      • A conduit trust is one where all distributions from the retirement account must be paid out to an individual.  The individual recipient pays the income taxes on distributions.
      • An accumulation trust allows the trustee to accumulate any withdrawals from a retirement account in the trust and not distribute them to a beneficiary.  Any withdrawals that are retained in the trust will be taxed at the trust income tax rate (the top rate after a small deduction).
  • Designated Beneficiaries (other than Eligible ones) must fully pay out the retirement account assets by December 31st ten years after the owner’s death.  Designated Beneficiaries include all other individuals other than Eligible Designated Beneficiaries, as well as conduit and accumulation trusts.
  • Other beneficiaries, such as an estate or a trust that does not meet the requirements of a conduit or accumulation trust, must pay out under the rules previously in place – within 5 years for an owner already receiving RMDs, or over the owner’s remaining life expectancy if the owner was not yet receiving RMDs.

Estate Planning Strategies
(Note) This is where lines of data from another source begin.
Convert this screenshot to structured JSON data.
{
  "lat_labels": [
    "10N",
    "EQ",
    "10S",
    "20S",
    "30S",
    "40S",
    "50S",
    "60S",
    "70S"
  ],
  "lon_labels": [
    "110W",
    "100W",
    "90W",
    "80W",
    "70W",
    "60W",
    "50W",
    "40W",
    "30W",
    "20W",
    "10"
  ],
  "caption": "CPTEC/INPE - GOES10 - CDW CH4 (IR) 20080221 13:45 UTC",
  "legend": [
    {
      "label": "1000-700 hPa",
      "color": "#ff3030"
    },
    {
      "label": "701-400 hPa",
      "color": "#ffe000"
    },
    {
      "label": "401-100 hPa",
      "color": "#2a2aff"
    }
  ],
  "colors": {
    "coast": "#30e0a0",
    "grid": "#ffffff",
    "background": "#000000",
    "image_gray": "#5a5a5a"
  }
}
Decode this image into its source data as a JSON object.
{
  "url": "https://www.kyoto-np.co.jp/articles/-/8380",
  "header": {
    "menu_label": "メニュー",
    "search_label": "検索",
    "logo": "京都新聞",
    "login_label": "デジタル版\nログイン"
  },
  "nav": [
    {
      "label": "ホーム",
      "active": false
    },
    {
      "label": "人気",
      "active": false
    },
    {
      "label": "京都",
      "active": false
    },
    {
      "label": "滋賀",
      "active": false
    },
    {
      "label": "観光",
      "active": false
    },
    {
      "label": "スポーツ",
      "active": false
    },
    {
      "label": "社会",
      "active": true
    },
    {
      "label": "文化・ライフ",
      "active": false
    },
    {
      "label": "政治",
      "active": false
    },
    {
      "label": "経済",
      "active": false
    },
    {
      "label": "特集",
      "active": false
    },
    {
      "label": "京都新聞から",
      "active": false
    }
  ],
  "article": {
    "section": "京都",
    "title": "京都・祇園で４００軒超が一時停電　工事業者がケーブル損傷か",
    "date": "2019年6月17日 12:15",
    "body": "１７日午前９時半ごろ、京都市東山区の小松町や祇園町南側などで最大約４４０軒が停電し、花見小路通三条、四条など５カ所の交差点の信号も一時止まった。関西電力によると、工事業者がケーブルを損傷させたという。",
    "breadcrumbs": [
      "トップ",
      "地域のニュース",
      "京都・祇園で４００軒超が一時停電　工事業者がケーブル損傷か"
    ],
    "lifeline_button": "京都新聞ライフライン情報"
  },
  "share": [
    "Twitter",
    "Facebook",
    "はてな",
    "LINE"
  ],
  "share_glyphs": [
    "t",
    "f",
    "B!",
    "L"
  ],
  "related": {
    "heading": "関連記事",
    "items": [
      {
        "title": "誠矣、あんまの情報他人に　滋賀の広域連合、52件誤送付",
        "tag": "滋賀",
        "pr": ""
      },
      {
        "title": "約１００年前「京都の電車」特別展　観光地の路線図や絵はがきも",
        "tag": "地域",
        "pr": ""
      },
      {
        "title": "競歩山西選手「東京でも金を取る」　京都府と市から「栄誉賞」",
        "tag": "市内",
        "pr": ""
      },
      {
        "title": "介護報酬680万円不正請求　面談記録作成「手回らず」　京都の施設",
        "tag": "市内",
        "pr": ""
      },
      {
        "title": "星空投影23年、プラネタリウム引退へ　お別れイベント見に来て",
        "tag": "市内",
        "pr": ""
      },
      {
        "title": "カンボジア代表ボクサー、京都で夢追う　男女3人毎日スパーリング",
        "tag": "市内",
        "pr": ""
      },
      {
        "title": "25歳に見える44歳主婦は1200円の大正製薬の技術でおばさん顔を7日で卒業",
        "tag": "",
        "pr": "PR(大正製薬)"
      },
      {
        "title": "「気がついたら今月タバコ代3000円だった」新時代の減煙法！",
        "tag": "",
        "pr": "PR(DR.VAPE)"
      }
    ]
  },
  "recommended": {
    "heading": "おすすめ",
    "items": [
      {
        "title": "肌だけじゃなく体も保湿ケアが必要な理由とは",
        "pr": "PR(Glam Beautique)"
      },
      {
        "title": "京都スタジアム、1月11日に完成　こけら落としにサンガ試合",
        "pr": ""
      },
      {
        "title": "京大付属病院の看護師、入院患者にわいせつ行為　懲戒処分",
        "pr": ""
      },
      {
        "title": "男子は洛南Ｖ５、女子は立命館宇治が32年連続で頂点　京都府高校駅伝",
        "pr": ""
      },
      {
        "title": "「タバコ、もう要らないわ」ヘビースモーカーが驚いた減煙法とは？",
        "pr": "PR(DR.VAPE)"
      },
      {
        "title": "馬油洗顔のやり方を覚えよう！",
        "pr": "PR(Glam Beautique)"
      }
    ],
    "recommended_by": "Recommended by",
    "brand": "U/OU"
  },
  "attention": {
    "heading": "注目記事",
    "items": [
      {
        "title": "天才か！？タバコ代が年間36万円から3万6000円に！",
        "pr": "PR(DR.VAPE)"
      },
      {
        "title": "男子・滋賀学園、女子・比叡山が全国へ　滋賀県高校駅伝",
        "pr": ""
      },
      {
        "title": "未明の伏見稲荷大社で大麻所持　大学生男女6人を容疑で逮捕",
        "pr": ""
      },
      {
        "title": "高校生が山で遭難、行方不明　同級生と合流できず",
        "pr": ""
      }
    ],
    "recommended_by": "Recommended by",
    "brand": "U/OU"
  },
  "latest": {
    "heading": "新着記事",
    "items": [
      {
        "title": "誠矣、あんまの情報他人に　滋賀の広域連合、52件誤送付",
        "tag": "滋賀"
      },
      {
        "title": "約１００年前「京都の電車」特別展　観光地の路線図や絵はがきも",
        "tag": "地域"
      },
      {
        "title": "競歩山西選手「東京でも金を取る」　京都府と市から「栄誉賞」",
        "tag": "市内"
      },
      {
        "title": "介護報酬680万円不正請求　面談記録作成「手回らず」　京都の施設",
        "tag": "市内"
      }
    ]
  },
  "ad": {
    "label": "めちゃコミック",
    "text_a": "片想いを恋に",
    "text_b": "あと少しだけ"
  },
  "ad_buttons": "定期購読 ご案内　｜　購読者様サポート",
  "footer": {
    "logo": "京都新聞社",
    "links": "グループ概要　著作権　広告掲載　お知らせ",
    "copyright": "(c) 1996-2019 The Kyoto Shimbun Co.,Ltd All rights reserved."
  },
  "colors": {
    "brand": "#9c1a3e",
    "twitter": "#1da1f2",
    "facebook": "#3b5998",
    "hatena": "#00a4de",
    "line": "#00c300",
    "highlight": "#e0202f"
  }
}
  • Reevaluate whether retirement accounts should be left directly to a beneficiary instead of to a trust. The advantages a trust previously provided are lessened under the new law.
  • A spouse, minor child or person not more than 10 years younger than the account owner should likely not receive retirement account assets through an accumulation trust.  If a trust is still desirable, it should usually be a conduit trust.
  • If other beneficiaries need assets retained in trust for their protection due to concerns about substance abuse, creditors or other issues, an accumulation trust should be considered, though only if the concerns outweigh the income tax disadvantages of this option.
  • Those who are charitably inclined may want to name a charity as the beneficiary of a retirement account, or leave the account to a charitable remainder trust.
  • Most conduit and accumulation trusts as drafted by skilled attorneys still “work.”  Their time frame is simply shortened in most cases – instead of stretched over a beneficiary’s lifetime, withdrawals must now take place under the 10-year rule.
  • For questions or assistance regarding updates to estate planning documents, please contact our trusts and estates team.

February 28, 2020